discussing briefly all differential diagnosis,
aiming to provide a review of the topic.
Hypervascular pancreatic lesions can have multiple causes,
and pitfalls are commonly observed .
Accurate diagnosis demand proper knowledge,
and is crucial to evaluate the need of resection,
avoiding unnecessary procedures.
The differential diagnosis consists,
of tumors (primary and metastatic) and lesions from adjacent structures,
which could mimic a pancreatic disease [1,2]. The lesions may be divided into three groups based on their risk for...
Findings and procedure details
Intrapancreatic spleen (“no-risk” lesion) 34 years-old,
reported to the emergency room with a chief complaint of abdominal pain.
A CT scan revealed an early arterial enhancing nodule within the pancreatic tail,
measuring 1,5 x 1,0 cm.
(Figure 1) The rest of the pancreas showed unremarkable form,
volume and density.
There was no ductal dilatation.
a biopsy confirmed the diagnosis of heterotopic splenic tissue. An intrapancreatic spleen has increased vascularity in...
Hypervascular pancreatic lesions can be diagnostic challenging,
therefore radiologists must recognize the different forms of presentation in CT and MRI.
Radiologists play a crucial role in diagnosis,
therefore improvement in criteria and better methodology for diagnosis is necessary.
1 - Hypervascular pancreatic "lesions": a pattern-based approach to differentiation.
Abdom Radiol (NY) 2017 Oct 31 Published online 2017 Oct 31.
doi: 10.1007/s00261-017-1363-5 2 - Raman SP,
Fishman EK (2012) Pancreatic imaging mimics: part 2,

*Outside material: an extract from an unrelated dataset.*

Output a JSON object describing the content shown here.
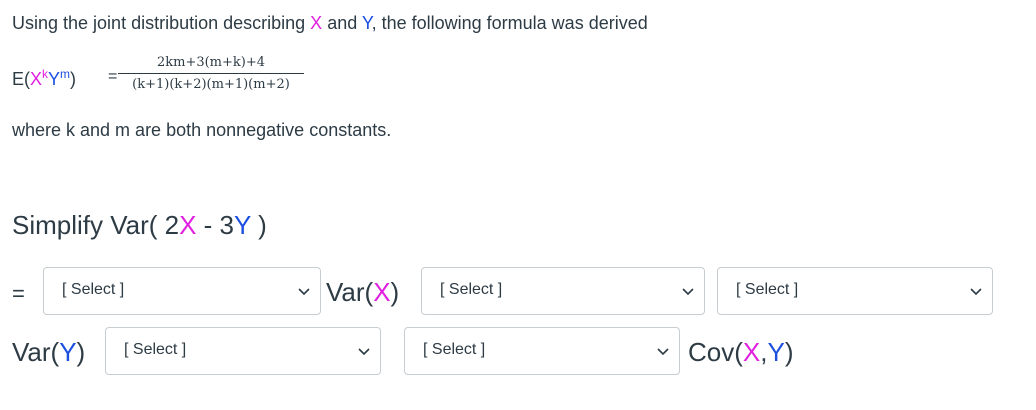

pancreatic neuroendocrine tumors and their mimics.
Am J Roentgenol 199(2):309–318. 3 - Ro C,
Yu R (2013)...